Show every line below where "stud" can be found.
==== Exercise inputs
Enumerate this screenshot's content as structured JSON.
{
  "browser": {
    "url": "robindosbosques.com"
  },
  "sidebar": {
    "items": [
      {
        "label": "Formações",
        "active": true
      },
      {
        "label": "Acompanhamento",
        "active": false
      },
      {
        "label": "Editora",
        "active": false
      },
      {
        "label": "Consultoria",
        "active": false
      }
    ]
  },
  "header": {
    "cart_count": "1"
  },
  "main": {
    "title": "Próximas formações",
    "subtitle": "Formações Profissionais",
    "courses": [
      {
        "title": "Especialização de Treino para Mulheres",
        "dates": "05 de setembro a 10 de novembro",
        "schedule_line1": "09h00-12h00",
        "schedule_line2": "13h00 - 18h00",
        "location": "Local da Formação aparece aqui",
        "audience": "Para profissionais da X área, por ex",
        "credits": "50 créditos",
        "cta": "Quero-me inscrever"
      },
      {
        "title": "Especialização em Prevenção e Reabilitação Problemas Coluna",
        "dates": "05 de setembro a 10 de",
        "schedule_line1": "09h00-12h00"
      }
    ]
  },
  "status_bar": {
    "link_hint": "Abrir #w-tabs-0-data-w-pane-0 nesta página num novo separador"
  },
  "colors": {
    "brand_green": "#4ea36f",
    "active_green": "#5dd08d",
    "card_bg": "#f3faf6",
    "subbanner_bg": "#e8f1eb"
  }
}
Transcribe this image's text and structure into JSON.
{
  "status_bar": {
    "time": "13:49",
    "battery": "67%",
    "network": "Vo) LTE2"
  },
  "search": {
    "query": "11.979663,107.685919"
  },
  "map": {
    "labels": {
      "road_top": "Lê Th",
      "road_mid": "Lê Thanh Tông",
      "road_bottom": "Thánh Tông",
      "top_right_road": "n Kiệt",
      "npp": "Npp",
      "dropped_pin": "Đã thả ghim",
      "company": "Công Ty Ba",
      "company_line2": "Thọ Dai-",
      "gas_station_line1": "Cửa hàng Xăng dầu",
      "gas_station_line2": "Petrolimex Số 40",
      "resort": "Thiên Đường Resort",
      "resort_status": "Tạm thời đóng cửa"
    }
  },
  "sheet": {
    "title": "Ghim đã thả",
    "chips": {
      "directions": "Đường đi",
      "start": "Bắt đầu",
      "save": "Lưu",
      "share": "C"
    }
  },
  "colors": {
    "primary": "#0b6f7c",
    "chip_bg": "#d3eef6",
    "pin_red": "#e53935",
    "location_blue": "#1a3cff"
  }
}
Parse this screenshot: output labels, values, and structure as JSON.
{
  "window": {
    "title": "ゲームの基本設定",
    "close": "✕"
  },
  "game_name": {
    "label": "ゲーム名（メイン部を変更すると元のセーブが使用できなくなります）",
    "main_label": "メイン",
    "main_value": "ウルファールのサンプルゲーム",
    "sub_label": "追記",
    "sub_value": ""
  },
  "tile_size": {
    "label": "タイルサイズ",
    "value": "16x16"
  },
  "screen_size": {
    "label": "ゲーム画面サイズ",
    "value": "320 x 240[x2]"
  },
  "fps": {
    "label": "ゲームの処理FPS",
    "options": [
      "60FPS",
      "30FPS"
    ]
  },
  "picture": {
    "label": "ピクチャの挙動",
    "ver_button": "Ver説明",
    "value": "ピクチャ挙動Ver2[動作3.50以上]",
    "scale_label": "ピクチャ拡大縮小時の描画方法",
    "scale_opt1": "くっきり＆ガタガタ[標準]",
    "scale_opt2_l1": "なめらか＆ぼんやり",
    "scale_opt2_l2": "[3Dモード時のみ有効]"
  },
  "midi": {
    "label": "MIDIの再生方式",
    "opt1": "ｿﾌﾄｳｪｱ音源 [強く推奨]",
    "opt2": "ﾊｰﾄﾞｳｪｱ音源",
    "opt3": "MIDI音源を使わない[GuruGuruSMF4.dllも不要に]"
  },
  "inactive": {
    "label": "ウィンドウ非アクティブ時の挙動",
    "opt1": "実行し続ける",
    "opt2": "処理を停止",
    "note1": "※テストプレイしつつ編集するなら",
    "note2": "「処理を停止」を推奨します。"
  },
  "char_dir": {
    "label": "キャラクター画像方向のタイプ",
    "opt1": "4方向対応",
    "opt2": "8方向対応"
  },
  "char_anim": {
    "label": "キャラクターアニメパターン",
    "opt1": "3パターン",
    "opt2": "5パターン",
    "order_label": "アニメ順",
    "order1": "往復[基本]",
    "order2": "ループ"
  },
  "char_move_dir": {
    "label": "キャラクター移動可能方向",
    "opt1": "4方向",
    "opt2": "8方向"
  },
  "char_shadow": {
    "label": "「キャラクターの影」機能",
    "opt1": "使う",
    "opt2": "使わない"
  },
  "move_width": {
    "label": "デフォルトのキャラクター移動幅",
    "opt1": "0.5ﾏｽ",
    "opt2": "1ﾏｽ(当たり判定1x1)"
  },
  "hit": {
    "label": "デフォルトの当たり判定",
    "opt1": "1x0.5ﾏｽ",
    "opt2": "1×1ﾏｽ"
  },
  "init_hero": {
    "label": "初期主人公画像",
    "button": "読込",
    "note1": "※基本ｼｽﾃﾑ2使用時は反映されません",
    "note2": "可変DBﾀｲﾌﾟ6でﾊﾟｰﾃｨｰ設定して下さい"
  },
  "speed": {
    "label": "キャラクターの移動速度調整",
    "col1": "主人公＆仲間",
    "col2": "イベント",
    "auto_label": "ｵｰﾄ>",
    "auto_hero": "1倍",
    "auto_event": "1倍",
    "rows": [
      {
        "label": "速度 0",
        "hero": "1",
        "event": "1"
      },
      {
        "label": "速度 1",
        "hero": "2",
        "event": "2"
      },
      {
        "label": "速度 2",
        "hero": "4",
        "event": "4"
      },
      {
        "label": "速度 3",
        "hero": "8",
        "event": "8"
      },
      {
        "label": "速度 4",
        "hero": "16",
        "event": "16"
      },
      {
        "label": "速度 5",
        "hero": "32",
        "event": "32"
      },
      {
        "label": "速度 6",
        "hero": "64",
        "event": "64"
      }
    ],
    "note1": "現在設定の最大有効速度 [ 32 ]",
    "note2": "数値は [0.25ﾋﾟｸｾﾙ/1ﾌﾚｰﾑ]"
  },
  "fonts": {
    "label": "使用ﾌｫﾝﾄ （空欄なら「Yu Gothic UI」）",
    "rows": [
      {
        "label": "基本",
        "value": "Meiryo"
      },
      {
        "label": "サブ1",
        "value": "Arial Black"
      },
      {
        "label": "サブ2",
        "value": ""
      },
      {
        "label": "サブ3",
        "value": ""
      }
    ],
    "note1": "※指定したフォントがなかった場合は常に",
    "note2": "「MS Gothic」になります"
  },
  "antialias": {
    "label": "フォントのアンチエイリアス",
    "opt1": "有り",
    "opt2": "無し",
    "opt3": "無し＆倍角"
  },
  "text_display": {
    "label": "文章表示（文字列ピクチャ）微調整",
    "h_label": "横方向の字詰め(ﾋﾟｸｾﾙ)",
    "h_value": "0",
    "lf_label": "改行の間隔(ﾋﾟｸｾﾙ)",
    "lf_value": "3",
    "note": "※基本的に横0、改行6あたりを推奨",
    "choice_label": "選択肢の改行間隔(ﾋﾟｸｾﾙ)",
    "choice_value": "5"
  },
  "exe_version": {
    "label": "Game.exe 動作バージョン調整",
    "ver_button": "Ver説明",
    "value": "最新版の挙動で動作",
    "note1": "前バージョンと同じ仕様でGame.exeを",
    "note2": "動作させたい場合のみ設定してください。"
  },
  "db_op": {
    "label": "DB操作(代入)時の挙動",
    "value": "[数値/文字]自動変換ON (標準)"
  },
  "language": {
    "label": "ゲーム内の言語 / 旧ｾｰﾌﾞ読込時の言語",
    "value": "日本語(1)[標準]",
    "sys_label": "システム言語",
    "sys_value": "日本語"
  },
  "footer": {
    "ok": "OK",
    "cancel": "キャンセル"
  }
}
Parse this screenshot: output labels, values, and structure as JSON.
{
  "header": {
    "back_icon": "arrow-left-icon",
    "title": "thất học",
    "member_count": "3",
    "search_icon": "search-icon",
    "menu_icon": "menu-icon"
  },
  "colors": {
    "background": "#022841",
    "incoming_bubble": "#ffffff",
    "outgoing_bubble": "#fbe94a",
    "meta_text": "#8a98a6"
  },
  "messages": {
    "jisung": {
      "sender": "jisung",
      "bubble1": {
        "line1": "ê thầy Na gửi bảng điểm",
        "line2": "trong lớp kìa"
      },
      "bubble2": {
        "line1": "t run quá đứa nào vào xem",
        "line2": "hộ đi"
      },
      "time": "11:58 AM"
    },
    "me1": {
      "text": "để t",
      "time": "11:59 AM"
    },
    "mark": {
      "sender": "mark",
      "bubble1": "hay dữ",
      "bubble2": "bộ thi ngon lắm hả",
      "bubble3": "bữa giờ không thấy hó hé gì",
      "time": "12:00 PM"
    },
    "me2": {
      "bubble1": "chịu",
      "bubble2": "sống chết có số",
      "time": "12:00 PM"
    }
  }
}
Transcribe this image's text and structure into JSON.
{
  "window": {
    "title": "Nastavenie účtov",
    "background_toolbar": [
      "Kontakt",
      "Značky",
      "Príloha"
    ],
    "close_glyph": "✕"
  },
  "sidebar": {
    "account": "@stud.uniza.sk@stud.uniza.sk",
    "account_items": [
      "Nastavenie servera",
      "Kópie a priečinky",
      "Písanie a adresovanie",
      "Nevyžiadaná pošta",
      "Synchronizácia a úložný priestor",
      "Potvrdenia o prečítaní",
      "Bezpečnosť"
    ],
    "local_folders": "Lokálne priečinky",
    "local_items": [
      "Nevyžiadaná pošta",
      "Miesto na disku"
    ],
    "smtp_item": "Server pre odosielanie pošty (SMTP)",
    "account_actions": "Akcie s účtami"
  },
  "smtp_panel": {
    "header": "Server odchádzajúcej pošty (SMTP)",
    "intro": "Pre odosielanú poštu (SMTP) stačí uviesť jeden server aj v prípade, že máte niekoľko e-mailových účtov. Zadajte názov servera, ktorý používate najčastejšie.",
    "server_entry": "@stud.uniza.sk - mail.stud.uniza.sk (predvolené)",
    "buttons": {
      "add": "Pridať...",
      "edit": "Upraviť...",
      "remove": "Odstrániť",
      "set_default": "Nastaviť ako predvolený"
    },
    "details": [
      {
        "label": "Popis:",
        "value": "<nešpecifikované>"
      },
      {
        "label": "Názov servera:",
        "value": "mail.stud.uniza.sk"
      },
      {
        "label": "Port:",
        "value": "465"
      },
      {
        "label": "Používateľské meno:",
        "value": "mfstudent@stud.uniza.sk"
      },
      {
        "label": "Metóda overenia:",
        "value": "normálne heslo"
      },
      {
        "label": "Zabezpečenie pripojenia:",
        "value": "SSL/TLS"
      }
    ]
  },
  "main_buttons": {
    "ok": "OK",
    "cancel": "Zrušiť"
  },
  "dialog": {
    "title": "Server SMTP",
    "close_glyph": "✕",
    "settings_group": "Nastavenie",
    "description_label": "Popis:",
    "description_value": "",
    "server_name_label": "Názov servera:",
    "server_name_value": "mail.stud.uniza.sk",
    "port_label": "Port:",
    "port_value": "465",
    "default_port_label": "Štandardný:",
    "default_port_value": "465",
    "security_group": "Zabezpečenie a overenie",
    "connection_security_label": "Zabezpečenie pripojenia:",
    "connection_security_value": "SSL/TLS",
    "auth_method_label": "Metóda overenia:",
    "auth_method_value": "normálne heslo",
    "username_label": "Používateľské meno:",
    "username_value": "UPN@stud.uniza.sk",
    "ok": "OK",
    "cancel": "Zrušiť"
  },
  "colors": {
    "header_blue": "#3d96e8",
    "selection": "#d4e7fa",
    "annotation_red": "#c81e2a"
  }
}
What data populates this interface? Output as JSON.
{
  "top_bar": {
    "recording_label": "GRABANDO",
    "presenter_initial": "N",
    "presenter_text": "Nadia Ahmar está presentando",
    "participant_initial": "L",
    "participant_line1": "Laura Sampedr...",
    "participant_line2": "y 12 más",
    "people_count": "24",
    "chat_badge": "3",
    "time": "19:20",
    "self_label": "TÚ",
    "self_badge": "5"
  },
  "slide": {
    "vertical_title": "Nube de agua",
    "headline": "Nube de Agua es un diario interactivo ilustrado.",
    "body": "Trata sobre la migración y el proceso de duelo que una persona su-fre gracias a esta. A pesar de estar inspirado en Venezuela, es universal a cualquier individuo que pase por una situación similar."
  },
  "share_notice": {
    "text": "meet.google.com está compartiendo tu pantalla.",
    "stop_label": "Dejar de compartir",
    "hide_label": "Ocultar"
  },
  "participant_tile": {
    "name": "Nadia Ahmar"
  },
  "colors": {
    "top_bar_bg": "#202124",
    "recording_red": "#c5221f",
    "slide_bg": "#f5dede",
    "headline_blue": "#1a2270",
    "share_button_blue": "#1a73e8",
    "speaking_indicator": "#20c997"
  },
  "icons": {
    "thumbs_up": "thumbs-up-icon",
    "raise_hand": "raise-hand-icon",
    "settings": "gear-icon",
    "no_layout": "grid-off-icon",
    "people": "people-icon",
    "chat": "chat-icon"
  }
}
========
__Expected output__
    "account": "@stud.uniza.sk@stud.uniza.sk",
    "server_entry": "@stud.uniza.sk - mail.stud.uniza.sk (predvolené)",
        "value": "mail.stud.uniza.sk"
        "value": "mfstudent@stud.uniza.sk"
    "server_name_value": "mail.stud.uniza.sk",
    "username_value": "UPN@stud.uniza.sk",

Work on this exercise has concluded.